1. The [Ottawa, Illinois] Free Trader, June 21, 1879, p. 8, cols. 1-2
Temperance Meeting at Dayton1
We, whose names are hereunto subscribed, being thoroughly convinced that the use of intoxicating liquors is pernicious to health and good morals, therefore pledge to each other, in the presence of God, and our country, our most sacred honor to abstain, in all time to come, from the use of all intoxicating liquors, except as a medicine; and that we will use our influence, on all proper occasions, to cause our friends to unite with us in this pledge.
Wm Stadden Lars Harrison
C G Miller Isaac Miller
W L Dunavan Morris Laupher
Joshua Fairchild James Thompson
Z H Baxter Lars Larson
Jesse Green Isaac Hayes
Jacob Leavens Stephen Donohoe
David Green Elizabeth Miller
Peley Frink L W Abbot
A T Marr Mrs Elvira Laupher
John Lewis Jefferson Weatherford
E G Janes Mrs Mary Weatherford
Z A Kelly Francis Weatherford
Z Preston Rachael Weatherford
Uriah Miller Rebecca Green
Joseph Green Elizabeth Jacobs
John A Quick Isaac Green
Jonathan Stadden Mrs. Mary Ann Fairchild
Albert Dunavan Mrs Eliza Dunavan
Hardin Weatherford Emma Dunavan
H Fairchild Mrs E Baxter
J M Laurence Mrs Eliza Miller
John Miller Mrs Tobitha Bockorn

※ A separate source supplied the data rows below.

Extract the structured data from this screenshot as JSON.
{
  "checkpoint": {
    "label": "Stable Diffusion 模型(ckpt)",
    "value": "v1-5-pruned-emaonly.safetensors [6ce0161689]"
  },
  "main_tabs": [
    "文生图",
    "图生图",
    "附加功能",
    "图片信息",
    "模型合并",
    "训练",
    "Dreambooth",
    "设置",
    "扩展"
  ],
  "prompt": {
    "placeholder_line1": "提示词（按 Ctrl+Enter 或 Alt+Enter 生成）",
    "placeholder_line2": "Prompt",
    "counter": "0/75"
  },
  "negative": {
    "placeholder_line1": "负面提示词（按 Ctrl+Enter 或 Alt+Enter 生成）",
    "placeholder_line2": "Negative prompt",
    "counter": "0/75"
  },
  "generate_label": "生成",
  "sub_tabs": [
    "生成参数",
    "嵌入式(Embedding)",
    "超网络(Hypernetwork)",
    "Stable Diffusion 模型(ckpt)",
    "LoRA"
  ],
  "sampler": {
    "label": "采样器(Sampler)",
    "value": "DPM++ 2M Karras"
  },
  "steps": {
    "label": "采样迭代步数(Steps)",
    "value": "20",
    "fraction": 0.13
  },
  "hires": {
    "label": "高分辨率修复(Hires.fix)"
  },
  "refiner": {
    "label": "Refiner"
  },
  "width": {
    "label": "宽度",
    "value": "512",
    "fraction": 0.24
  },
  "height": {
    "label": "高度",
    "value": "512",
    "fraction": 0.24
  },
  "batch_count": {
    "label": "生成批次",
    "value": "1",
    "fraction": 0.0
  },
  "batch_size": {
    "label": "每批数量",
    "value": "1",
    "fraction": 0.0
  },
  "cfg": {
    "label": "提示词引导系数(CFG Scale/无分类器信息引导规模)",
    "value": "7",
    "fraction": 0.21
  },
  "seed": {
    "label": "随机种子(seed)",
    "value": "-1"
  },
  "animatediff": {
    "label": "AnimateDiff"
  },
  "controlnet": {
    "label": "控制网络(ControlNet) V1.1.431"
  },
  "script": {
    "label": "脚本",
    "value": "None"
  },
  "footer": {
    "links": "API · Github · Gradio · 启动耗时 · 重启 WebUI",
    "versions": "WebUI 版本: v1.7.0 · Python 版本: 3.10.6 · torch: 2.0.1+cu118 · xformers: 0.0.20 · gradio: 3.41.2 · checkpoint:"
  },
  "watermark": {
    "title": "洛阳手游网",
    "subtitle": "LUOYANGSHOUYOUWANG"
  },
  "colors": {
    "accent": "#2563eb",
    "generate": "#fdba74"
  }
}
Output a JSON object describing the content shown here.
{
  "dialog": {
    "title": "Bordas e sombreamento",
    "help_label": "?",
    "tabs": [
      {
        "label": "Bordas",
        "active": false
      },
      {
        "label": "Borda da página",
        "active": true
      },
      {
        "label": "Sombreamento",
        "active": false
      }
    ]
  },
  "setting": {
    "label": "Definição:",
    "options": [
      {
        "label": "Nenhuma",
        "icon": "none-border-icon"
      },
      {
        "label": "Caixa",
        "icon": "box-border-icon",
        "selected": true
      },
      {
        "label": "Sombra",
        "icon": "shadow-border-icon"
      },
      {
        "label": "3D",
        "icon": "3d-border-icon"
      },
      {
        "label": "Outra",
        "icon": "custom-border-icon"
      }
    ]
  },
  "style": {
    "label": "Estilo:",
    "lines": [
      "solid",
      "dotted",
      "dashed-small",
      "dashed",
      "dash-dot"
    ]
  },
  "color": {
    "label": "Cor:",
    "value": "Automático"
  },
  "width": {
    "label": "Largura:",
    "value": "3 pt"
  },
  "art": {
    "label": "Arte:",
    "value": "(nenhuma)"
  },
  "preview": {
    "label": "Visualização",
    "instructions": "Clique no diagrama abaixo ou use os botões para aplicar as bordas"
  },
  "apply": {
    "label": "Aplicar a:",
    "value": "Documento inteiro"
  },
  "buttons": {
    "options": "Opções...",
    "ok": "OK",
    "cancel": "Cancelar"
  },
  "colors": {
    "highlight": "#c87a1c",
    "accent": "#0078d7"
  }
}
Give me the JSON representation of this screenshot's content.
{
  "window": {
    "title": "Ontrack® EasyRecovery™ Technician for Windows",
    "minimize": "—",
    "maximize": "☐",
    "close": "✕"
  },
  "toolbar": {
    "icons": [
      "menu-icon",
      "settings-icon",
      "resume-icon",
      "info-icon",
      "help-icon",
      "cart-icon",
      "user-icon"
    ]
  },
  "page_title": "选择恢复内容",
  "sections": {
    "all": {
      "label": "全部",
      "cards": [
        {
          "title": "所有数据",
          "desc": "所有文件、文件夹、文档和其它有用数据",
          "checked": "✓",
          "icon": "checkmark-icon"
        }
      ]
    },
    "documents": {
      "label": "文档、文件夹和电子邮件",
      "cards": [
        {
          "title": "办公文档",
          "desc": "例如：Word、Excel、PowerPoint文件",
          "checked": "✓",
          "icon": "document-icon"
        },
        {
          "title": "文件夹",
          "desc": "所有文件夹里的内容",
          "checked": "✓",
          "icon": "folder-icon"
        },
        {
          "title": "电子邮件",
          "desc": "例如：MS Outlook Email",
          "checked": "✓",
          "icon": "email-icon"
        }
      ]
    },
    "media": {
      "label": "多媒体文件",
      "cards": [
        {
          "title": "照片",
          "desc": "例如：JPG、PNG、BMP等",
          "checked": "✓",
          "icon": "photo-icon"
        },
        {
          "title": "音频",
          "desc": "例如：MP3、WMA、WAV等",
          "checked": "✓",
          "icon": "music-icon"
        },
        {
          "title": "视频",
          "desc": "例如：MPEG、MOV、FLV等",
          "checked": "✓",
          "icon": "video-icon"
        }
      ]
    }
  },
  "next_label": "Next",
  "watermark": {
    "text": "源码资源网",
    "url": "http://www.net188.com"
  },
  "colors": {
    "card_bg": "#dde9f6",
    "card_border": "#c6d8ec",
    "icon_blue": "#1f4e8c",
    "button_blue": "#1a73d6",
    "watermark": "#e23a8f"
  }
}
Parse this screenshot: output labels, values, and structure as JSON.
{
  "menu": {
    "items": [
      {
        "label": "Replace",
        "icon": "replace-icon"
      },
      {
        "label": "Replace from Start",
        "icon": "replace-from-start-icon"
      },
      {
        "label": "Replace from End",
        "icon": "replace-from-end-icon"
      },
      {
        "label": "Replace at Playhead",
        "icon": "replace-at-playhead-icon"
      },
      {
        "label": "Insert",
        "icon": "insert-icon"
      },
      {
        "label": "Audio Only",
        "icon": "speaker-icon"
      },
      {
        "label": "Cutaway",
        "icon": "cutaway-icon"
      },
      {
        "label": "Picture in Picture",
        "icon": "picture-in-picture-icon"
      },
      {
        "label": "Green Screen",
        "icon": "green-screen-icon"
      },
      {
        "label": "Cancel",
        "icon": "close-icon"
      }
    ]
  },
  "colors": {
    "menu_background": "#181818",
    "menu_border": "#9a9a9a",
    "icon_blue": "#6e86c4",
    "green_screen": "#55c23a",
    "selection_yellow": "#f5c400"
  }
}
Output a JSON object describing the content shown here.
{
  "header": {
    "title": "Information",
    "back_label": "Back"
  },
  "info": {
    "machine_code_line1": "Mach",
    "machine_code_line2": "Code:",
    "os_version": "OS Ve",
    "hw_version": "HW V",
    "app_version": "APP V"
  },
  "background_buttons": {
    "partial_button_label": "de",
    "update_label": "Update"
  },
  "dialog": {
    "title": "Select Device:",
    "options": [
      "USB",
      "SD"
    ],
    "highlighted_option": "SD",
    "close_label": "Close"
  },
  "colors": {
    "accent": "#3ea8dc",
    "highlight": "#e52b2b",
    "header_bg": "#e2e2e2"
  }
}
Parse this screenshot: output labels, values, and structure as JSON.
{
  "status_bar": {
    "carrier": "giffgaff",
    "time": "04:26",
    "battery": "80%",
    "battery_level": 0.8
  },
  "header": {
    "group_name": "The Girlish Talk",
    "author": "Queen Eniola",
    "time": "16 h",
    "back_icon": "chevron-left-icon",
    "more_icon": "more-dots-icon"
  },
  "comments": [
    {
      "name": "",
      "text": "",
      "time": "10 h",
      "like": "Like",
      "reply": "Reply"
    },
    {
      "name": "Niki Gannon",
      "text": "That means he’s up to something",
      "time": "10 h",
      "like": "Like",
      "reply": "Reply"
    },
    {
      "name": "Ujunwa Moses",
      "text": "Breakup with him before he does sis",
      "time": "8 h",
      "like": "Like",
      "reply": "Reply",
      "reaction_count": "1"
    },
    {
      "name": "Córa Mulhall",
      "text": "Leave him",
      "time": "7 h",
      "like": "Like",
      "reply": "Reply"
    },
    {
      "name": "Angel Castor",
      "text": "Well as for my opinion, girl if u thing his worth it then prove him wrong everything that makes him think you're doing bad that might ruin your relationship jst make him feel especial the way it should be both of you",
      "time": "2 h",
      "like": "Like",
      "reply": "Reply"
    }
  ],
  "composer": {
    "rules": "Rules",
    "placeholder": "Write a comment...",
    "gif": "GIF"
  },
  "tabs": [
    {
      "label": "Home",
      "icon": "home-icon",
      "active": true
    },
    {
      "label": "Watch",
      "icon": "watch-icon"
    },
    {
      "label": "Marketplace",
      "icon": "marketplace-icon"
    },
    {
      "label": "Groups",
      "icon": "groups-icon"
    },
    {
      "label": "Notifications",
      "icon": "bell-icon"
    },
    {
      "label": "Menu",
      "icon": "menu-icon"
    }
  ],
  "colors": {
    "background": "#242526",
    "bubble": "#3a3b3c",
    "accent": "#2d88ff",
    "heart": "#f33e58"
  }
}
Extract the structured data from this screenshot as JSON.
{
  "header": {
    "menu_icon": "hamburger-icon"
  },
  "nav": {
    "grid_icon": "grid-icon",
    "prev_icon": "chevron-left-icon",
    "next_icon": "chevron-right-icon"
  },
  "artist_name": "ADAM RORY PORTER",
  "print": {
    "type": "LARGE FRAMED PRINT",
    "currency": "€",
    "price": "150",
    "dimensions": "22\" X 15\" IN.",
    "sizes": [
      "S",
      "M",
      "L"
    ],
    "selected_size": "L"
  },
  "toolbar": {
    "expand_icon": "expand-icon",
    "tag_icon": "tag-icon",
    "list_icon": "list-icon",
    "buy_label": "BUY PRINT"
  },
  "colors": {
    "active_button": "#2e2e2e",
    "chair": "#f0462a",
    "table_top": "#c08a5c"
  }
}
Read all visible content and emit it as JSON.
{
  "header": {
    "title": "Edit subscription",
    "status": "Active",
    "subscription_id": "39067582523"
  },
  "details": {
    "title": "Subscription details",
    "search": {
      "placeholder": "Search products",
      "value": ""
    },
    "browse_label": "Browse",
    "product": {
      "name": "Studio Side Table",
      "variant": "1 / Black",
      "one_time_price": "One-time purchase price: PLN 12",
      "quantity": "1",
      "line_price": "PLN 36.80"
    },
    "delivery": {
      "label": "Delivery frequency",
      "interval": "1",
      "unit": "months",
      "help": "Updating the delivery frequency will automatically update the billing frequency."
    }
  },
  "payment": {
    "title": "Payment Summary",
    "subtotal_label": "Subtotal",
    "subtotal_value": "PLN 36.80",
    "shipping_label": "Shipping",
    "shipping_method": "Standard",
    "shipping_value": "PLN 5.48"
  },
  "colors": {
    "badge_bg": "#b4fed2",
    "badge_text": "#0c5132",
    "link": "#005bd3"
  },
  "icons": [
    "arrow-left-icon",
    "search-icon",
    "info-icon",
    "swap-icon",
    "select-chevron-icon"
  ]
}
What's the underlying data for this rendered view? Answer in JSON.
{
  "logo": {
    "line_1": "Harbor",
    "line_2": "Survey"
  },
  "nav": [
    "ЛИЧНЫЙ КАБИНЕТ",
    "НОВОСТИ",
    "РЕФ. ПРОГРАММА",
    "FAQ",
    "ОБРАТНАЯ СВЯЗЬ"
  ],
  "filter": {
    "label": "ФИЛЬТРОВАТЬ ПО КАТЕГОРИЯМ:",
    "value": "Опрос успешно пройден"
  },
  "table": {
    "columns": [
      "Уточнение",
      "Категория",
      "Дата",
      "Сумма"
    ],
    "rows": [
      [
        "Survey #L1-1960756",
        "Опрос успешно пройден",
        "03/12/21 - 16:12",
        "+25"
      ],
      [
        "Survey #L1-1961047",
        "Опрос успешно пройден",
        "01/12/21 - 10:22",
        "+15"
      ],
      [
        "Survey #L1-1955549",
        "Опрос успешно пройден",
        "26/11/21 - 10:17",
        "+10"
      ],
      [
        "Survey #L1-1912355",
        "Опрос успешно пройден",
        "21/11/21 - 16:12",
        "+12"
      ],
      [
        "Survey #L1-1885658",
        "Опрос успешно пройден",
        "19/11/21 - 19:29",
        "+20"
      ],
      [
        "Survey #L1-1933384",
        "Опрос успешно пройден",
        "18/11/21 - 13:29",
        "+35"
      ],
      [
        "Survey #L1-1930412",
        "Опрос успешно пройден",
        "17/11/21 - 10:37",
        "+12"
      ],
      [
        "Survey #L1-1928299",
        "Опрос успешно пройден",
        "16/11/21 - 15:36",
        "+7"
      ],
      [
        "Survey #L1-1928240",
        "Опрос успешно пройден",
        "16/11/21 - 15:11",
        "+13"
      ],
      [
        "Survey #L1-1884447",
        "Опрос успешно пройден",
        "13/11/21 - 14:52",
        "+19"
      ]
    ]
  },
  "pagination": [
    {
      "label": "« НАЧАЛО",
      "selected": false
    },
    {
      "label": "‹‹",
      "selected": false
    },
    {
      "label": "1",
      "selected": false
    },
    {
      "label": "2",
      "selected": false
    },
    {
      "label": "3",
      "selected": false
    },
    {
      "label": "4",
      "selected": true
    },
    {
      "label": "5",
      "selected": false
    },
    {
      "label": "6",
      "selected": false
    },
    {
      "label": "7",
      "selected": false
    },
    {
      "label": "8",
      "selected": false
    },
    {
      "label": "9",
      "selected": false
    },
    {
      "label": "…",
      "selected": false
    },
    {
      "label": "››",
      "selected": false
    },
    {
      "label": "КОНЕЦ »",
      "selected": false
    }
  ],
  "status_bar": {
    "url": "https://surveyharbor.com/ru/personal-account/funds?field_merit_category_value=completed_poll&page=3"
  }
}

John Combs Chilson McKurley
1. The Illinois Free Trader, February 25, 1842, p. 2, col. 6